It is easy for me to focus on the hard parts of being sandwiched. I guess that’s what I am – totally sandwiched. It is easy to overlook the ways that make doing it every day even possible. There are support structures that make it possible – not always sane – but possible. It’s important to remember those. Some days, though, it can be hard to hold onto the sanity in the midst of the chaos. But I’m here to attest that those supportive structures help.
I am a working, single mom of two children under the age of 10. I am also the primary caregiver to both my live-in, elderly parents, though my father recently passed away. Mom has dementia, severe neuropathy, and other ailments. She receives love and support all day because of our living arrangement. I am convinced that we have provided a quality of life in her aging years otherwise not possible. My children grow their character daily, as they are learning compassion and empathy. They have the benefit of living with a grandmother who loves them dearly, even during the times she can’t recall. For these reasons, and many more, my personal goal is to fulfill the responsibilities of caring for my family to the best of my abilities.
Dad is Mom’s anchor to her own memories and feeling safe. He remains her anchor because Mom doesn’t usually remember that he has passed away. Almost daily, I repeat a rehearsed series of statements to trigger her memory of his passing. Once I have mom back to a place of remembering, she transitions to telling stories about their dating and marriage.
Although painful, I am reminded that marriage done right, like theirs, is the most beautiful gift two people can give one another and to their whole family. In these exchanges with mom, I go from stressed and scared…to peaceful…and towards a feeling of bittersweet gladness. Mind you, this typically happens just before I turn on my work computer and conduct a recurring 7:30 AM meeting.
If you would allow me another therapeutic moment, I’ll share that my dad passed while I was holding him in a doctor’s waiting room.
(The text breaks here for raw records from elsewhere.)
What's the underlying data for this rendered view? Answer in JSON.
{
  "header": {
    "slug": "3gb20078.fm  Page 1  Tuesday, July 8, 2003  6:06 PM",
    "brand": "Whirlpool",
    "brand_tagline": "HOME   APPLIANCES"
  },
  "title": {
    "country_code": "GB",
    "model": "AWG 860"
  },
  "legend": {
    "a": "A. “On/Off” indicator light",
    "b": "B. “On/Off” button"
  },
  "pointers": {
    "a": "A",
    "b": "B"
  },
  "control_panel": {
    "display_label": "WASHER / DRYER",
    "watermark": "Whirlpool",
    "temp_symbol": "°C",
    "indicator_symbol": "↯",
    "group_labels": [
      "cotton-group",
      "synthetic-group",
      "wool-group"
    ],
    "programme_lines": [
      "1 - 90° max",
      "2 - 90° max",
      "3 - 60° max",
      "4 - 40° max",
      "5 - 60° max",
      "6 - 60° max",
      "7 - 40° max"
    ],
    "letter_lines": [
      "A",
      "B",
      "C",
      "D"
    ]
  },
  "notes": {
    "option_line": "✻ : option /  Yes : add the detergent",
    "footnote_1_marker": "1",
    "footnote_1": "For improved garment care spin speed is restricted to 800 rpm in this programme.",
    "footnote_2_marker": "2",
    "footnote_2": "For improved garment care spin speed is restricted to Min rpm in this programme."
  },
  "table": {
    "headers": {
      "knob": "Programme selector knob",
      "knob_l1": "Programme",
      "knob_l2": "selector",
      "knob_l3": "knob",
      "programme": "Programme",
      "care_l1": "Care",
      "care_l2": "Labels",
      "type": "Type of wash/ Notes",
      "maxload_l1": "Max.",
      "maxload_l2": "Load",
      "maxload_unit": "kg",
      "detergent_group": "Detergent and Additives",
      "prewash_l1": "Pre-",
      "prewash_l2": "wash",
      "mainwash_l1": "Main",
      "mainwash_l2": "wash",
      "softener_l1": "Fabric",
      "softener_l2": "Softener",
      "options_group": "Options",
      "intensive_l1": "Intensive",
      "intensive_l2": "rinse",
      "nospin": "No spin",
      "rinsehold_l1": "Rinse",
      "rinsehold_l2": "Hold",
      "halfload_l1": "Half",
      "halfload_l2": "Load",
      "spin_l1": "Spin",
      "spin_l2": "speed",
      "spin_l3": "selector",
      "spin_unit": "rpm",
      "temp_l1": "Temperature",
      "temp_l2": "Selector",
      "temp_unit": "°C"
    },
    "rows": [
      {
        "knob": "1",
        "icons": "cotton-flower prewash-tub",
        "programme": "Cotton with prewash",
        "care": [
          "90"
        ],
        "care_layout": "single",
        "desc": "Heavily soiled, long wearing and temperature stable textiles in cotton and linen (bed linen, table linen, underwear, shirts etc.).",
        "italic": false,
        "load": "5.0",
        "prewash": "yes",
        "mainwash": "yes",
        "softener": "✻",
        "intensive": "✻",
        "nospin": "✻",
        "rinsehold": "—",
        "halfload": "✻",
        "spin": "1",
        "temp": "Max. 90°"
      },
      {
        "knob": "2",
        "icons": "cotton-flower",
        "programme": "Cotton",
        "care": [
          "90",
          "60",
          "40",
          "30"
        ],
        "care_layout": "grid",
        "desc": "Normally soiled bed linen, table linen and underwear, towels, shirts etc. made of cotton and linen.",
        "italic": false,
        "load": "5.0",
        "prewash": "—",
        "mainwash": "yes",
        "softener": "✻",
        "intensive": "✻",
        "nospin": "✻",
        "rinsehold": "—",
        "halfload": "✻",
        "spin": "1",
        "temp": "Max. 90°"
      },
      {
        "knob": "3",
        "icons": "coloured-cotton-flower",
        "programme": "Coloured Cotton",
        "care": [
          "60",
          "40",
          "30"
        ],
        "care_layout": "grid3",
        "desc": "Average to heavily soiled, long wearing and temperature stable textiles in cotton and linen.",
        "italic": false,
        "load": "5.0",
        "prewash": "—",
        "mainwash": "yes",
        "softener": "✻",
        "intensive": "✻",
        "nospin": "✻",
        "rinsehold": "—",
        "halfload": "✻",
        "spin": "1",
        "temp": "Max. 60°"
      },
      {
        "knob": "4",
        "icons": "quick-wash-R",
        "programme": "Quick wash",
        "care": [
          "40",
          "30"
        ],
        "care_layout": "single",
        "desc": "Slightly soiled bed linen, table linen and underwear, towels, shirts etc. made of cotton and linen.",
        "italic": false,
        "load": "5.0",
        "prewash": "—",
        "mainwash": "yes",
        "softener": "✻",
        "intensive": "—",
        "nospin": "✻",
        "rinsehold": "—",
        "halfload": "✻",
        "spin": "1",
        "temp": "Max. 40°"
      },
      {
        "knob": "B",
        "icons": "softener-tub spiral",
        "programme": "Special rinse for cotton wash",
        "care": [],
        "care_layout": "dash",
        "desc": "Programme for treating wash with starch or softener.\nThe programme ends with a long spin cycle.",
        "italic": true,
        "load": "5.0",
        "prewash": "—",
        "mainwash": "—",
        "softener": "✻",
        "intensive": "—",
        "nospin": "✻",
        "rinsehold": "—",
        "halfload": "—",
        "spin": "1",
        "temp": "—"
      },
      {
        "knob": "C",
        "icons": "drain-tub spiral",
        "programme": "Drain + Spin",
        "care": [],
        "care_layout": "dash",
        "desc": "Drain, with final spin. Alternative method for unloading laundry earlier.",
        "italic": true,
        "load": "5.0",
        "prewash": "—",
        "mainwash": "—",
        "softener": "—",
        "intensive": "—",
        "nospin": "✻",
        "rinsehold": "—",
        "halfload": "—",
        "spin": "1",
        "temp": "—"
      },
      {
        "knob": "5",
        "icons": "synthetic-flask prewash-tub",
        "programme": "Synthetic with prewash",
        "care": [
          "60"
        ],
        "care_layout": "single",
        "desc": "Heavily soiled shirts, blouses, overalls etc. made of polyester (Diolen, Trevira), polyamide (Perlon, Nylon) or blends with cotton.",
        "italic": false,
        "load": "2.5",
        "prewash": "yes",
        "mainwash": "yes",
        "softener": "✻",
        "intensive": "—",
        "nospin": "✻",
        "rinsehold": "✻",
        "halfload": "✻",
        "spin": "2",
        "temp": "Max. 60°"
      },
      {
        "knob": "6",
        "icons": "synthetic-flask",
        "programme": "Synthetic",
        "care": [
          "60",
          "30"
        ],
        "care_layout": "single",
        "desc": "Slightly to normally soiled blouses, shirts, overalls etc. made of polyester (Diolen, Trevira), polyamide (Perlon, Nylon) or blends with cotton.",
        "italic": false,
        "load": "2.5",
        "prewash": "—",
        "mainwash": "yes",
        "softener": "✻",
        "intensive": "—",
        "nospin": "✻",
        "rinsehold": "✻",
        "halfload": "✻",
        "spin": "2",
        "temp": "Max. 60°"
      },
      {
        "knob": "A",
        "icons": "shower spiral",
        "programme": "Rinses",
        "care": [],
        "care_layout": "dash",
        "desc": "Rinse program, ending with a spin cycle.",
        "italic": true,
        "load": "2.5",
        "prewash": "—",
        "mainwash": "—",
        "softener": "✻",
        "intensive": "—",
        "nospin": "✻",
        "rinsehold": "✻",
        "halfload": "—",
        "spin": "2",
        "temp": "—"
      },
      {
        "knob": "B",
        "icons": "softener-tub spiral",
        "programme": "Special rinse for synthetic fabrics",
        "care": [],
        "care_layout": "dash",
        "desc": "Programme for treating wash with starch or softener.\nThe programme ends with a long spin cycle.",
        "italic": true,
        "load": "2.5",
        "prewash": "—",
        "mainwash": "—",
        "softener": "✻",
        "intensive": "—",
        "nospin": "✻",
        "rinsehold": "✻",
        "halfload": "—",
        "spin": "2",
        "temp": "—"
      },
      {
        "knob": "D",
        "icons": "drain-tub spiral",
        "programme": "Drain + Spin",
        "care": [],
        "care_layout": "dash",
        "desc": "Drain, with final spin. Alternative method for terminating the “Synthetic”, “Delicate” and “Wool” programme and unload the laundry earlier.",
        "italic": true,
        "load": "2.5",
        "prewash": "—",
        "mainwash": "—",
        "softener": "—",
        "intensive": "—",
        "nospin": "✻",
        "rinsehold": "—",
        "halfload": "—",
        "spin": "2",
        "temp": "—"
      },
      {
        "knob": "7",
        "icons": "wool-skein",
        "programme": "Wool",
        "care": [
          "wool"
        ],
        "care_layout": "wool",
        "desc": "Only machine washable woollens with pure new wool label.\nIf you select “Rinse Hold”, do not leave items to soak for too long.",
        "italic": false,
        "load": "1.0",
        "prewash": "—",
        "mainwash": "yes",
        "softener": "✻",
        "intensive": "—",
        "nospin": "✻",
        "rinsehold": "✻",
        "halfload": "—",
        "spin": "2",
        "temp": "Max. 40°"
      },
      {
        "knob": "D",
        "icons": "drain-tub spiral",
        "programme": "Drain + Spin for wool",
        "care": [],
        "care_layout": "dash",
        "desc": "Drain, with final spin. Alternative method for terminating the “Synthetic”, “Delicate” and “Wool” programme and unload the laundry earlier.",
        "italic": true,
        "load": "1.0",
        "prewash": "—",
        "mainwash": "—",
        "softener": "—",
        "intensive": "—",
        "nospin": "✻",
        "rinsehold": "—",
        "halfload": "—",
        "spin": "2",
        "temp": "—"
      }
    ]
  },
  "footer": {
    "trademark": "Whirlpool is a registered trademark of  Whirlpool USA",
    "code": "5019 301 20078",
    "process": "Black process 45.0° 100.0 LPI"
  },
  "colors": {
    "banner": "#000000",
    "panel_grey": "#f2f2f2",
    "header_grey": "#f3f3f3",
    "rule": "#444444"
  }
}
Though horrible and too difficult to think about for very long, I am so glad I was able to be there at that moment. It happened during the course of a normal work day. I was only able to be present, as I do not work full time in a traditional office setting. My company allows staff to work from their home. On that day, my employer entirely provided me the opportunity to be there at a critical moment in my father’s life. And to be there for a life altering moment in mine.
I feel pressure on every side, most every day. I am tired physically and emotionally. I want to give more, make sure what I do is quality, and add value. This applies to both my home and work life. I know I am not alone; there are so many who are in situations just like me. Fortunately, I work for a company that is flexible and did not make me choose between responsibilities.
My direct manager supports company policy as well as my personal goals. She understands that my work is higher quality when I am not torn between work and my family’s demands at home. She recognizes that empowering me to meet the needs of the ones I love also empowers me in my job. The best professional compliment I have received was from a co-worker who stated she did not realize I had moved four years earlier and was no longer working onsite. This confirmed that it is possible to be a producer, to add value, to not be an obstacle to teamwork…all while working from outside the office. It was confirmed again when I was given a top performers award. I share this not to boast, but to emphasize that quality work is still an output from those in non-traditional working arrangements. And from those who feel supported by their employer.
Yet I am not the only winner in this equation; my employer has gained too. In return, my appreciation towards my company is such that even when things are quite bumpy in the workplace, I am 100% committed to the company, my work, my colleagues, and most of all my manager. I would do anything she needed because of the support she has shown me. This benefit is better than a raise. It’s better than any award.
My story is a shout out to employers and managers who help their employees find ways to balance personal and professional responsibilities. And especially to those who recognize that enabling personal responsibilities does not happen at the detriment of professional ones. In fact, I firmly believe and have lived that when the first is fully supported, the second will ultimately benefit enormously.
Lorraine S. – a mom and a professional woman just trying to be a champion for her family and employer